My grandmother sleeps this evening a floor above me, in my aunt’s day room, hooked up to oxygen and a catheter. She’s on three kinds of morphine, but still sometimes grimaces with pain in her sleep, when she feels the tumor pressing against the tender tissue of her lung. Last night, I made her boneless skinless chicken breast and potatoes for dinner. She looked up at me, smiled, and asked, “Is this one of your gourmet meals?” She ate every bite. Food has always been her favorite thing, and she’s keeping that joy till the end.
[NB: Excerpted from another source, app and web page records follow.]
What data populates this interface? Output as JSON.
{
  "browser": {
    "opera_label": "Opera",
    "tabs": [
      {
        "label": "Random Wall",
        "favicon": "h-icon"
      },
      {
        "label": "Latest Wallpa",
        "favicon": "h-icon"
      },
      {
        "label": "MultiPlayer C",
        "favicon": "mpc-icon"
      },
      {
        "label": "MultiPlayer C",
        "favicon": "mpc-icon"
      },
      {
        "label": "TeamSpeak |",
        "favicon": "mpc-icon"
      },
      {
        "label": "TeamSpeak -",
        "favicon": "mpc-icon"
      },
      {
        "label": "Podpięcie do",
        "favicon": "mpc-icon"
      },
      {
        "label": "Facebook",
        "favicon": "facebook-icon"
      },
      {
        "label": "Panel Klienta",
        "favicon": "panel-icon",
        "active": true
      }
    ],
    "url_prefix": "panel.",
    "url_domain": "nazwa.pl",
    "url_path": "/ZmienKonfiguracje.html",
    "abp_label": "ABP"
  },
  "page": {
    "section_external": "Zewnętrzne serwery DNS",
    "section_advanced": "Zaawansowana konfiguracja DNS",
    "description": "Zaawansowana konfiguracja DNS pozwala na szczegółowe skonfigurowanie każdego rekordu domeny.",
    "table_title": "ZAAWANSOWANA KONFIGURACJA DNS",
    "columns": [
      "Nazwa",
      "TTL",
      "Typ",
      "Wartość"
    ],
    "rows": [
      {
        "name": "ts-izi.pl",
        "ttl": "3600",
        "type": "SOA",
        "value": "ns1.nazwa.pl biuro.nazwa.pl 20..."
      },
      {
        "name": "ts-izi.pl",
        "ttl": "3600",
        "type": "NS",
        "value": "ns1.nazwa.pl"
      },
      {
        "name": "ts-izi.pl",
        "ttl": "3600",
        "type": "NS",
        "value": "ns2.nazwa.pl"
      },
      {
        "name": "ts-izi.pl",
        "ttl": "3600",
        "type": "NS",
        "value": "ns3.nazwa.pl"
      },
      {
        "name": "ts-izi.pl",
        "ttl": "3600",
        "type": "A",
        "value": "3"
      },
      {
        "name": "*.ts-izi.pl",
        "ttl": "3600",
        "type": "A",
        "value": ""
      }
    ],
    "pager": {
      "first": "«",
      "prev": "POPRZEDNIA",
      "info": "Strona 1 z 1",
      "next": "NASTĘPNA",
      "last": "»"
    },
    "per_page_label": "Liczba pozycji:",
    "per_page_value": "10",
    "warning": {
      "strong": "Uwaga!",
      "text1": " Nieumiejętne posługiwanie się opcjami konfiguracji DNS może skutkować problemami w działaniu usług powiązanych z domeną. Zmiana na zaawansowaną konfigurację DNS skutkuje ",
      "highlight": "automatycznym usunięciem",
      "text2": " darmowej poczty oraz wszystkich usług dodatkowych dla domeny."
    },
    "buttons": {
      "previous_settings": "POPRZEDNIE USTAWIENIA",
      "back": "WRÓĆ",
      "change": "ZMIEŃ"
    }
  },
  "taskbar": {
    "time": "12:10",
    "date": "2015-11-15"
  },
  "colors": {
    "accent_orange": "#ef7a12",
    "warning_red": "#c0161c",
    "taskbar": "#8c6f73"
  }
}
Tonight my grandfather sleeps five miles away, in the special care unit of a nursing home. He’s hale as a horse at 92, but his mind is slipping. Today, as I joined him for his lunch, he repeated the story of the flight he’s scheduled to make to California tomorrow, to speak to first the entire country, and then the entire world. He shook his head at the difficulty of it. “I just don’t think I’m qualified,” he said. “I don’t want to embarrass the president. I don’t want to make a fool of myself.”
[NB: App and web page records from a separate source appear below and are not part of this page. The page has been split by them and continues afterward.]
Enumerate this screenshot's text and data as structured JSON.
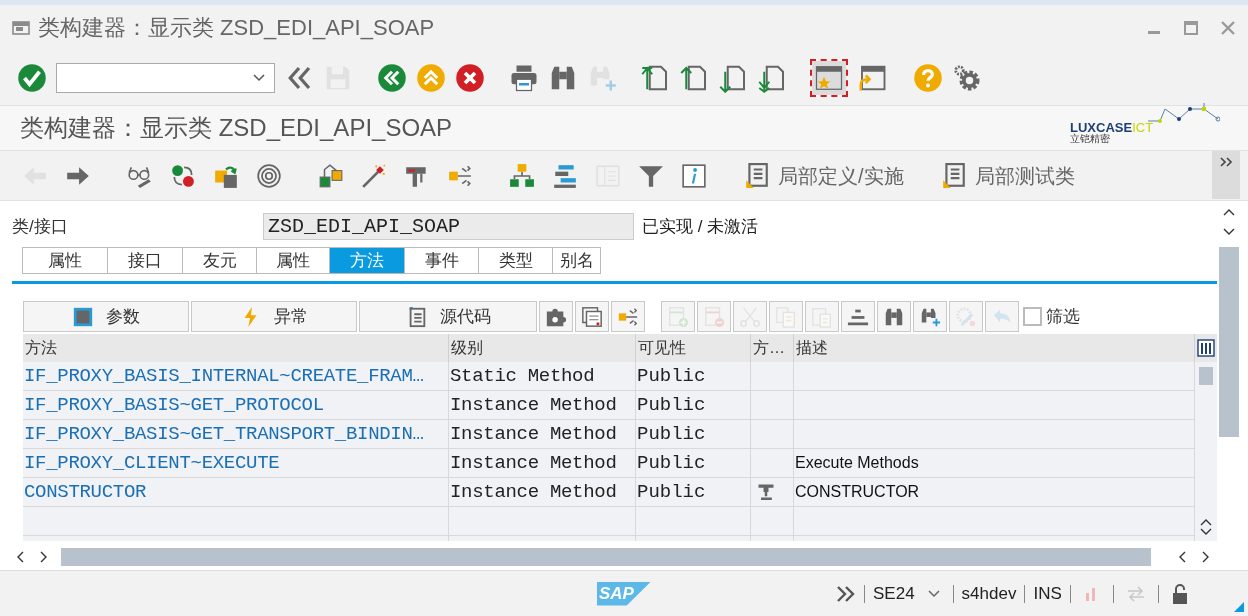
{
  "window": {
    "title": "类构建器：显示类 ZSD_EDI_API_SOAP"
  },
  "toolbar": [
    {
      "kind": "enter",
      "disabled": false
    },
    {
      "kind": "field"
    },
    {
      "kind": "back",
      "disabled": false
    },
    {
      "kind": "save",
      "disabled": true
    },
    {
      "kind": "gap"
    },
    {
      "kind": "exit",
      "disabled": false
    },
    {
      "kind": "up",
      "disabled": false
    },
    {
      "kind": "cancel",
      "disabled": false
    },
    {
      "kind": "gap"
    },
    {
      "kind": "print",
      "disabled": false
    },
    {
      "kind": "find",
      "disabled": false
    },
    {
      "kind": "findnext",
      "disabled": true
    },
    {
      "kind": "gap"
    },
    {
      "kind": "first",
      "disabled": false
    },
    {
      "kind": "prev",
      "disabled": false
    },
    {
      "kind": "next",
      "disabled": false
    },
    {
      "kind": "last",
      "disabled": false
    },
    {
      "kind": "gap"
    },
    {
      "kind": "layout",
      "selected": true
    },
    {
      "kind": "shortcut",
      "selected": false
    },
    {
      "kind": "gap"
    },
    {
      "kind": "help",
      "disabled": false
    },
    {
      "kind": "settings",
      "disabled": false
    }
  ],
  "screen_title": "类构建器：显示类 ZSD_EDI_API_SOAP",
  "logo": {
    "name": "LUXCASE",
    "suffix": "ICT",
    "subtitle": "立铠精密"
  },
  "app_toolbar": [
    {
      "kind": "left",
      "disabled": true
    },
    {
      "kind": "right",
      "disabled": false
    },
    {
      "kind": "gap"
    },
    {
      "kind": "glasses",
      "disabled": false
    },
    {
      "kind": "swap",
      "disabled": false
    },
    {
      "kind": "pack",
      "disabled": false
    },
    {
      "kind": "spiral",
      "disabled": false
    },
    {
      "kind": "gap"
    },
    {
      "kind": "hier",
      "disabled": false
    },
    {
      "kind": "wand",
      "disabled": false
    },
    {
      "kind": "pliers",
      "disabled": false
    },
    {
      "kind": "branch",
      "disabled": false
    },
    {
      "kind": "gap"
    },
    {
      "kind": "tree",
      "disabled": false
    },
    {
      "kind": "bars",
      "disabled": false
    },
    {
      "kind": "panel",
      "disabled": true
    },
    {
      "kind": "filter",
      "disabled": false
    },
    {
      "kind": "info",
      "disabled": false
    },
    {
      "kind": "text",
      "label": "局部定义/实施"
    },
    {
      "kind": "text",
      "label": "局部测试类"
    }
  ],
  "class_field": {
    "label": "类/接口",
    "value": "ZSD_EDI_API_SOAP",
    "status": "已实现 / 未激活"
  },
  "tabs": [
    {
      "label": "属性",
      "selected": false
    },
    {
      "label": "接口",
      "selected": false
    },
    {
      "label": "友元",
      "selected": false
    },
    {
      "label": "属性",
      "selected": false
    },
    {
      "label": "方法",
      "selected": true
    },
    {
      "label": "事件",
      "selected": false
    },
    {
      "label": "类型",
      "selected": false
    },
    {
      "label": "别名",
      "selected": false
    }
  ],
  "grid_toolbar": {
    "buttons": [
      {
        "kind": "params",
        "label": "参数"
      },
      {
        "kind": "exceptions",
        "label": "异常"
      },
      {
        "kind": "source",
        "label": "源代码"
      }
    ],
    "tools": [
      {
        "kind": "puzzle",
        "disabled": false
      },
      {
        "kind": "panel2",
        "disabled": false
      },
      {
        "kind": "branch",
        "disabled": false
      },
      {
        "kind": "gap"
      },
      {
        "kind": "addrow",
        "disabled": true
      },
      {
        "kind": "delrow",
        "disabled": true
      },
      {
        "kind": "cut",
        "disabled": true
      },
      {
        "kind": "copy",
        "disabled": true
      },
      {
        "kind": "paste",
        "disabled": true
      },
      {
        "kind": "sort",
        "disabled": false
      },
      {
        "kind": "find",
        "disabled": false
      },
      {
        "kind": "findnext",
        "disabled": false
      },
      {
        "kind": "gearedit",
        "disabled": true
      },
      {
        "kind": "undo",
        "disabled": true
      }
    ],
    "filter": {
      "label": "筛选",
      "checked": false
    }
  },
  "table": {
    "columns": [
      "方法",
      "级别",
      "可见性",
      "方…",
      "描述"
    ],
    "rows": [
      {
        "method": "IF_PROXY_BASIS_INTERNAL~CREATE_FRAM…",
        "level": "Static Method",
        "visibility": "Public",
        "kind": "method"
      },
      {
        "method": "IF_PROXY_BASIS~GET_PROTOCOL",
        "level": "Instance Method",
        "visibility": "Public",
        "kind": "method"
      },
      {
        "method": "IF_PROXY_BASIS~GET_TRANSPORT_BINDIN…",
        "level": "Instance Method",
        "visibility": "Public",
        "kind": "method"
      },
      {
        "method": "IF_PROXY_CLIENT~EXECUTE",
        "level": "Instance Method",
        "visibility": "Public",
        "kind": "method",
        "description": "Execute Methods"
      },
      {
        "method": "CONSTRUCTOR",
        "level": "Instance Method",
        "visibility": "Public",
        "kind": "constructor",
        "description": "CONSTRUCTOR"
      }
    ]
  },
  "status_bar": {
    "logo": "SAP",
    "transaction": "SE24",
    "system": "s4hdev",
    "mode": "INS"
  }
}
The irony did not escape me. He was so concerend with not embarassing himself, as he was revealing his most vulnerable side to me, his granddaughter. I drew him back around to topics I knew he could manage—his garden of forty years, the farmstead where he grew up, stories from the boat. He asked me why I wasn’t married yet. “I’m an independent woman, Grandpa,” I said.
They’re both fading. I’m mentally preparing for this trip to be the last time I see both of them. I could be wrong—I hope so—but in some ways I know they’re preparing for their departure. My grandma asks her pastor why it’s taking so long, and I understand that, too. I don’t want her to end her life of faithfulness with excruciating suffering.
I’m glad to be communing with them at the end of their lives, but I prefer to remember them the last time I saw them at their own house. Grandma cooked a vast feast for a group of us, me, cousins, and assorted children—wilted chard, zucchini bread, sliced raw tomatoes, and blanched green beans with butter. Along with, of course, a ham and scalloped potatoes. An everyday meal in her house. Four ingredients from her own garden, and this was only two years ago. The cancer was already growing in her body.
Grandpa has a picture of that garden, from that year, on the wall in his nursing home. He stands, with a straw hat, between the cabbage and tomatoes. Maybe someday, when I’m eighty, someone will take a photograph of me, standing between my rows of cabbage and tomatoes. And I hope that at the moment that photograph is taken, I remember both of my grandparents, and this day.